        Sgt. W.H. Cleaver of Toronto (right), an air gunner

F/L JT McCutcheon of Montreal

Link to Context for Combined Ops, "Happy New Year 1942"

Carry On Gang 16, "Flying Solo in Snow"

"A Windy, Snowy Day"

I enjoyed most of yesterday's six-mile walk. Those bits when the wind took my breath away and ice n snow blew straight up me kilt - not so much. But the footing was excellent in Greenway Park so I made good time, to the bridge - 60 minutes or 3 miles from my front door - and back.

While snapping a few pictures of the bridge I happened to notice diving ducks doing a bit of fishing. A pair of Common Mergansers (male) in my estimation.

To make up for the five days this month I missed my walk, I did a "one and a halfer." If I do a few more such walks during the next two weeks, I'll be back on track.

Link to Carry On Gang 15

Photos GH

Wednesday, February 17, 2016

Carry On Gang 15, "Saturday Night Fever"

First, There was the Long Drive

"Then there was the fever"

It does seem like a long time ago. Way back on Friday, Jan. 12, I drove to Lindsay and ended up in the midst of family visitations - with no time for walking about town. No problem. Days off can be fun as well.

On Saturday, reportedly the coldest day in the universe, I did manage a walk to a lumber yard to see if any fine lumber would catch my eye. Some did, and I fetched it up later in the day, after the walk home and after scrapping one-inch-thick frost from my forehead and whiskers. Not fun!

Saturday I felt like the world was spinning, and sure enough, it was. A fever attacked my brain and lasted about three days. I don't like missing my walks but - more than that - I don't like wandering off in a daze and getting lost in my own neighbourhood.

"The streets will clear soon and I'll get in some easy walks"
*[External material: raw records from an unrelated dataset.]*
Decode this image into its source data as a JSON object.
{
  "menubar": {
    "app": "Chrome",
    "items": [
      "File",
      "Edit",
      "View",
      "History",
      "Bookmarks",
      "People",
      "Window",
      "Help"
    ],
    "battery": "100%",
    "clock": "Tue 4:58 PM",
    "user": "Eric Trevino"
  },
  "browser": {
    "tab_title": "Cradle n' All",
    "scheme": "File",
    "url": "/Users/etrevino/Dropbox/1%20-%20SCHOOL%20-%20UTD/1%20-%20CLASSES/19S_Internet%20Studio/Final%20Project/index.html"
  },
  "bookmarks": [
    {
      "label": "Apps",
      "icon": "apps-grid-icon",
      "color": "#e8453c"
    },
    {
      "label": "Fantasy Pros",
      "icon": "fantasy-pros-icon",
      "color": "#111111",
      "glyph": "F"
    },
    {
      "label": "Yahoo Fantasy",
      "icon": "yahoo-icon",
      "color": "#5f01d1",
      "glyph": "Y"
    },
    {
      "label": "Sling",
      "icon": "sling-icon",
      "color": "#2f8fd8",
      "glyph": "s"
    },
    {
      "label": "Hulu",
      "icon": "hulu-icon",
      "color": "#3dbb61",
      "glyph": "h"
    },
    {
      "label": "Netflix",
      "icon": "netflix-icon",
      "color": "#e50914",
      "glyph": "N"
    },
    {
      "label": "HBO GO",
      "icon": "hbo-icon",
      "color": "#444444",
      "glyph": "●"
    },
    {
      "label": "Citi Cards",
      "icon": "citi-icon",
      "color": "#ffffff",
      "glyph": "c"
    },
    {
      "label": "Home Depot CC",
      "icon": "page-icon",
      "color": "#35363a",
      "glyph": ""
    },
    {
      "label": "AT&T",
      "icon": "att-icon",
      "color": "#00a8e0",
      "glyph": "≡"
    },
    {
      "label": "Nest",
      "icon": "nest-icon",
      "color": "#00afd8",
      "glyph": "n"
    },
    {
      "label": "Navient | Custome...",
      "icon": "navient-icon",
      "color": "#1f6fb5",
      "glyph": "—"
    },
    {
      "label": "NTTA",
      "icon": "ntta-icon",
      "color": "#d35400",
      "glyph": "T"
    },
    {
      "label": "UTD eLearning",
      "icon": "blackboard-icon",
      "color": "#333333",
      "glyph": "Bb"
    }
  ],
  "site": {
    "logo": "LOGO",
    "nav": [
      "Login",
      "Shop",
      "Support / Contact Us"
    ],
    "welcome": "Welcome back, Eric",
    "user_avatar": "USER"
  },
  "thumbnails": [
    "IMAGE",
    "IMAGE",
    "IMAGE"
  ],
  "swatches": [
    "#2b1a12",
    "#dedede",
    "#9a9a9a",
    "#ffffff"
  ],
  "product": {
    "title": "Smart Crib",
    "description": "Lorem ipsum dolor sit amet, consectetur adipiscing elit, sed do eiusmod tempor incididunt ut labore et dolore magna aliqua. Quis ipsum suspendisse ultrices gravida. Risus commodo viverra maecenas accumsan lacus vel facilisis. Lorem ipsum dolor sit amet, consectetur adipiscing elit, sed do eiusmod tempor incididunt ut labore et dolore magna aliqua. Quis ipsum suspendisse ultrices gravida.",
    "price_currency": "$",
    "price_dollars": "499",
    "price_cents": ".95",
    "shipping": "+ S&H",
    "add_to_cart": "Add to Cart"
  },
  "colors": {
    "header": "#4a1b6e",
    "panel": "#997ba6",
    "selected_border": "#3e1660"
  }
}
So, now that I'm back in good health I will see if I can squeeze in a couple of extra walks once the sidewalks are clear and dry.

Carry on, Gang!

Link to Carry On Gang 13

Photos GH